» **Requirement**:
Wherever "posts" appears in a line of the listing, that line should be returned.

» **Records for the exercise**:
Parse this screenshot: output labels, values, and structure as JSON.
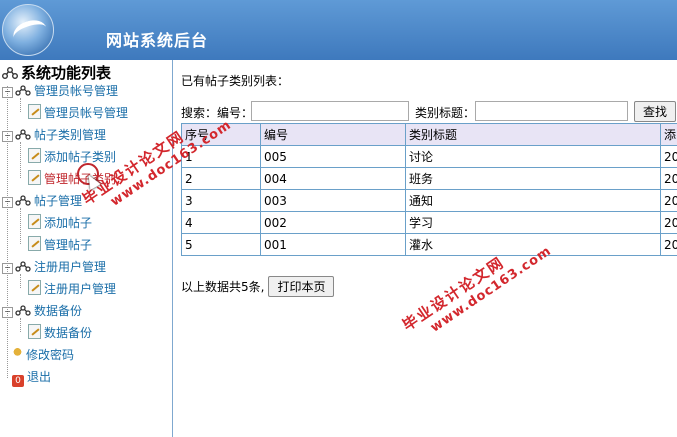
{
  "header": {
    "title": "网站系统后台",
    "logo": "dolphin-logo"
  },
  "sidebar": {
    "title": "系统功能列表",
    "groups": [
      {
        "label": "管理员帐号管理",
        "items": [
          {
            "label": "管理员帐号管理"
          }
        ]
      },
      {
        "label": "帖子类别管理",
        "items": [
          {
            "label": "添加帖子类别"
          },
          {
            "label": "管理帖子类别",
            "active": true
          }
        ]
      },
      {
        "label": "帖子管理",
        "items": [
          {
            "label": "添加帖子"
          },
          {
            "label": "管理帖子"
          }
        ]
      },
      {
        "label": "注册用户管理",
        "items": [
          {
            "label": "注册用户管理"
          }
        ]
      },
      {
        "label": "数据备份",
        "items": [
          {
            "label": "数据备份"
          }
        ]
      }
    ],
    "extra": [
      {
        "label": "修改密码",
        "icon": "key-icon"
      },
      {
        "label": "退出",
        "icon": "exit-icon"
      }
    ]
  },
  "main": {
    "list_title": "已有帖子类别列表：",
    "search": {
      "code_label": "搜索：编号：",
      "title_label": "类别标题：",
      "code_value": "",
      "title_value": "",
      "button": "查找"
    },
    "table": {
      "headers": [
        "序号",
        "编号",
        "类别标题",
        "添"
      ],
      "rows": [
        [
          "1",
          "005",
          "讨论",
          "20"
        ],
        [
          "2",
          "004",
          "班务",
          "20"
        ],
        [
          "3",
          "003",
          "通知",
          "20"
        ],
        [
          "4",
          "002",
          "学习",
          "20"
        ],
        [
          "5",
          "001",
          "灌水",
          "20"
        ]
      ]
    },
    "summary": "以上数据共5条,",
    "print_button": "打印本页"
  },
  "watermark": {
    "text": "毕业设计论文网",
    "url": "www.doc163.com"
  },
  "colors": {
    "header": "#4a86c8",
    "link": "#1a6ea8",
    "active": "#c0272d",
    "table_header": "#e8e4f5",
    "table_border": "#6aa0c9",
    "watermark": "#d3272d"
  }
}
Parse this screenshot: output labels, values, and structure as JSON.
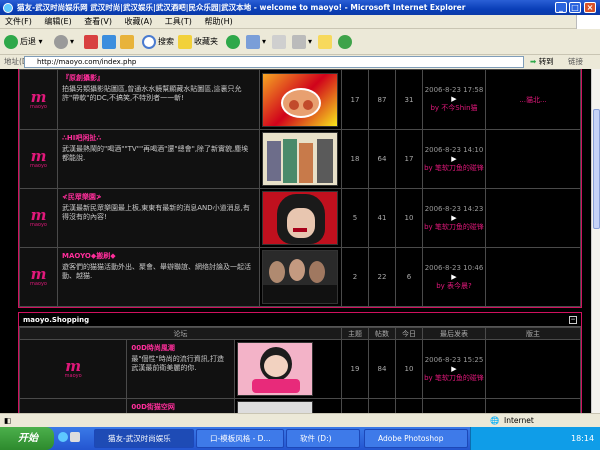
{
  "window": {
    "title": "猫友-武汉时尚娱乐网 武汉时尚|武汉娱乐|武汉酒吧|民众乐园|武汉本地 - welcome to maoyo! - Microsoft Internet Explorer"
  },
  "menu": [
    "文件(F)",
    "编辑(E)",
    "查看(V)",
    "收藏(A)",
    "工具(T)",
    "帮助(H)"
  ],
  "toolbar": {
    "back": "后退",
    "search": "搜索",
    "favorites": "收藏夹"
  },
  "address": {
    "label": "地址(D)",
    "url": "http://maoyo.com/index.php",
    "go": "转到",
    "links": "链接"
  },
  "forums_top": [
    {
      "name": "『原創攝影』",
      "desc": "拍攝另類攝影貼圖區,曾通水水鏡幫顯藏水貼圖區,這裏只允許\"帶軟\"的DC,不搞笑,不特別者一一斬!",
      "topics": "17",
      "posts": "87",
      "today": "31",
      "last_date": "2006-8-23 17:58",
      "last_by": "by 不今Shin猫",
      "mod": "...貓北..."
    },
    {
      "name": "∴HI吧闲扯∴",
      "desc": "武漢最熱鬧的\"喝酒\"\"TV\"\"再喝酒\"還\"總會\",除了新實貌,塵埃都能說.",
      "topics": "18",
      "posts": "64",
      "today": "17",
      "last_date": "2006-8-23 14:10",
      "last_by": "by 笔软刀鱼的碰锋",
      "mod": ""
    },
    {
      "name": "≮民眾樂園≯",
      "desc": "武漢最新民眾樂園最上板,東東有最新的消息AND小道消息,有得沒有的內容!",
      "topics": "5",
      "posts": "41",
      "today": "10",
      "last_date": "2006-8-23 14:23",
      "last_by": "by 笔软刀鱼的碰锋",
      "mod": ""
    },
    {
      "name": "MAOYO◆搬刷◆",
      "desc": "遊客們的猫猫活動外出、聚會、舉辦聯誼、網络討論及一起活動、越猫.",
      "topics": "2",
      "posts": "22",
      "today": "6",
      "last_date": "2006-8-23 10:46",
      "last_by": "by 表今晨?",
      "mod": ""
    }
  ],
  "section2": {
    "title": "maoyo.Shopping",
    "columns": [
      "论坛",
      "主题",
      "帖数",
      "今日",
      "最后发表",
      "版主"
    ],
    "forums": [
      {
        "name": "00D時尚風潮",
        "desc": "最\"個性\"時尚的流行資訊,打造武漢最前衛美麗的你.",
        "topics": "19",
        "posts": "84",
        "today": "10",
        "last_date": "2006-8-23 15:25",
        "last_by": "by 笔软刀鱼的碰锋",
        "mod": ""
      },
      {
        "name": "00D街猫空网",
        "desc": "",
        "topics": "",
        "posts": "",
        "today": "",
        "last_date": "",
        "last_by": "",
        "mod": ""
      }
    ]
  },
  "logo_text": "m",
  "logo_sub": "maoyo",
  "status": {
    "zone": "Internet"
  },
  "taskbar": {
    "start": "开始",
    "tasks": [
      "猫友-武汉时尚娱乐",
      "口-模板风格 - D...",
      "软件 (D:)",
      "Adobe Photoshop"
    ],
    "time": "18:14"
  },
  "colors": {
    "accent_pink": "#e0187a",
    "xp_blue": "#2455d0"
  }
}
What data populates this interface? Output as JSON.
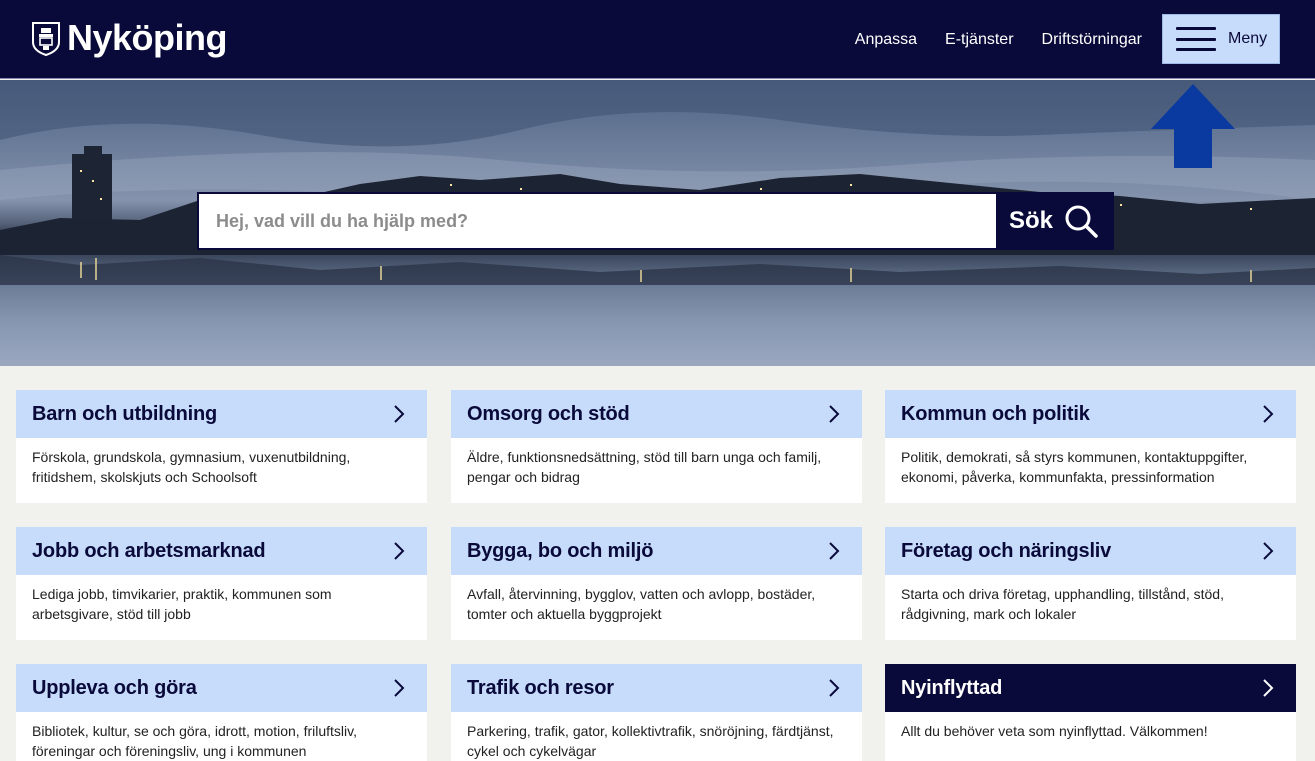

» **Response to this exercise**:
      "posts": "87",
      "posts": "64",
      "posts": "41",
      "posts": "22",
        "posts": "84",
        "posts": "",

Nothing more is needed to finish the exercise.